Grades are recorded in the "Scoreboard" section. There’s a column for "possible score" and a column for "earned score."
Every Sunday and Wednesday night throughout the season – and on other nights during the offseason – the players meet with their position coach to review the academic playbook.
"As a freshman, you think, ‘What’s this all about? It’s just another thing I have to do,’?" junior linebacker Mike Mohamed said. "Then you put the time in, and you figure out that it really works. It keeps you up to date with everything.
"The Game Plan definitely takes time. But the time you gain from being organized far outweighs the cost."
- Mike Mohamed was named the Pac-10 defensive player of the week. He is the only player to have received the award twice this season. Vereen was nominated for offensive player of the week, but Masoli won it (and he certainly deserved it). Nate Costa won special teams player of the week. I don't ever remember a holder winning it, but his recovery of a low snap on the game-tying extra point saved Oregon from losing to Arizona in the waning moments of regulation.
- Shane won offensive player of the week honors from the Walter Camp Football Foundation.
- After being stuck in the middle for an eternity, Cal leaps to third in Ted Miller's Pac-10 power rankings.

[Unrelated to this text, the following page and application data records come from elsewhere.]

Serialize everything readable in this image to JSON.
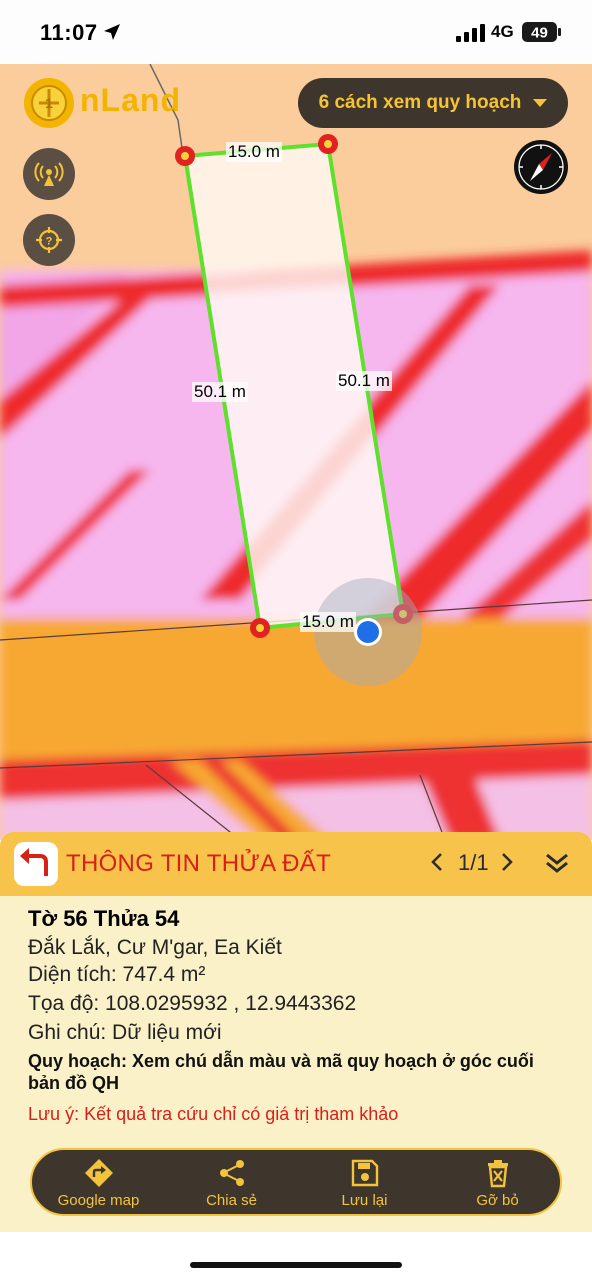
{
  "status": {
    "time": "11:07",
    "network": "4G",
    "battery": "49"
  },
  "app": {
    "logo_text": "nLand"
  },
  "map": {
    "dropdown_label": "6 cách xem quy hoạch",
    "dimensions": {
      "top": "15.0 m",
      "left": "50.1 m",
      "right": "50.1 m",
      "bottom": "15.0 m"
    }
  },
  "panel": {
    "title": "THÔNG TIN THỬA ĐẤT",
    "pager": "1/1",
    "parcel_name": "Tờ 56 Thửa 54",
    "location": "Đắk Lắk, Cư M'gar, Ea Kiết",
    "area": "Diện tích: 747.4 m²",
    "coords": "Tọa độ: 108.0295932 , 12.9443362",
    "note": "Ghi chú: Dữ liệu mới",
    "planning": "Quy hoạch: Xem chú dẫn màu và mã quy hoạch ở góc cuối bản đồ QH",
    "warning": "Lưu ý: Kết quả tra cứu chỉ có giá trị tham khảo"
  },
  "toolbar": {
    "google_map": "Google map",
    "share": "Chia sẻ",
    "save": "Lưu lại",
    "remove": "Gỡ bỏ"
  },
  "colors": {
    "accent": "#f7c34a",
    "dark": "#3e362d",
    "title_red": "#d7201a",
    "parcel_green": "#5ee02c"
  }
}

Wilner gives Cal an A+ for their performance Saturday. He says Stanford was thoroughly outcoached and out-executed. Additionally, he believes Riley can become an elite QB next year. Stanford earned a B- as they were docked for poor defense and poor passing. Wilner's post-game notes give a more thorough explanation of just how impressed he was with Cal. Their defense, grind-it-out offense, and O-line were superb after showing inconsistency in the first two-thirds of the season.
- Daily Cal talks to Vereen, Thompson, and Tepper about the onfield revelry. Apparently Thompson sprained his ankle in the fourth and was in a protective boot. Tepper said "This was the hardest game I have ever played" and said that the victory "means the world to me."
- Tepper and Summers-Gavin were trying to get into the heads of the Stanford D-linemen. It worked early on, as they drew a personal foul from DT Ekom Udofia, one of only three Cardinal penalties. From that point on, MSG said he and the O-line had "confidence to keep moving the ball." Tepper loved the play selection: "[Ludwig] ran the stuff we wanted to run: our bread and butter."
- No. 11/17 Cal fell to no. 9/8 Baylor in the battle of the bears. At the post-game press conference, Boyle expressed disappointment with the rushed offense which relied on one-on-one matchups. Boyle says one-on-one won't lead to many good looks, particularly against a team as good as Baylor. She says they have to work more on scoring "out of the flow" on offense.
- Monty's team fell out of the top-25 in the AP poll and fell to 23 in the coaches' poll.
- No. 11 women's volleyball defeated ASU in four sets, but had its six-match winning streak snapped by the no. 19 Wildcats.
- No. 2 water polo lost 6-8 to no. 3 Stanford in the Big Splash, bringing a halt to their nine-match winning streak.
- No. 6 women's swimming and diving finished second (out of 25 teams) at the Toshiba Classic.